[Opening Excerpted data section]
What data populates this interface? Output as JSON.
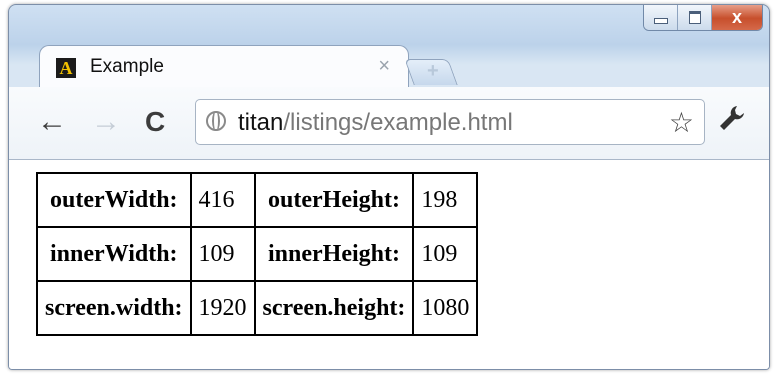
{
  "window": {
    "tab_title": "Example",
    "tab_close_glyph": "×",
    "new_tab_glyph": "+",
    "close_glyph": "x"
  },
  "toolbar": {
    "back_glyph": "←",
    "forward_glyph": "→",
    "reload_glyph": "C",
    "url_host": "titan",
    "url_path": "/listings/example.html",
    "star_glyph": "☆",
    "wrench_glyph": "🔧"
  },
  "icons": {
    "favicon": "letter-a-favicon",
    "globe": "globe-icon",
    "star": "star-icon",
    "wrench": "wrench-icon"
  },
  "table": {
    "rows": [
      {
        "label1": "outerWidth:",
        "value1": "416",
        "label2": "outerHeight:",
        "value2": "198"
      },
      {
        "label1": "innerWidth:",
        "value1": "109",
        "label2": "innerHeight:",
        "value2": "109"
      },
      {
        "label1": "screen.width:",
        "value1": "1920",
        "label2": "screen.height:",
        "value2": "1080"
      }
    ]
  },
  "colors": {
    "close_button": "#c74f2c",
    "favicon_bg": "#1b1b1b",
    "favicon_letter": "#f2c200"
  }
}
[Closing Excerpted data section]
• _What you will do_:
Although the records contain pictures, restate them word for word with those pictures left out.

• _Answer below_:
What data populates this interface? Output as JSON.
{
  "window": {
    "tab_title": "Example",
    "tab_close_glyph": "×",
    "new_tab_glyph": "+",
    "close_glyph": "x"
  },
  "toolbar": {
    "back_glyph": "←",
    "forward_glyph": "→",
    "reload_glyph": "C",
    "url_host": "titan",
    "url_path": "/listings/example.html",
    "star_glyph": "☆",
    "wrench_glyph": "🔧"
  },
  "icons": {
    "favicon": "letter-a-favicon",
    "globe": "globe-icon",
    "star": "star-icon",
    "wrench": "wrench-icon"
  },
  "table": {
    "rows": [
      {
        "label1": "outerWidth:",
        "value1": "416",
        "label2": "outerHeight:",
        "value2": "198"
      },
      {
        "label1": "innerWidth:",
        "value1": "109",
        "label2": "innerHeight:",
        "value2": "109"
      },
      {
        "label1": "screen.width:",
        "value1": "1920",
        "label2": "screen.height:",
        "value2": "1080"
      }
    ]
  },
  "colors": {
    "close_button": "#c74f2c",
    "favicon_bg": "#1b1b1b",
    "favicon_letter": "#f2c200"
  }
}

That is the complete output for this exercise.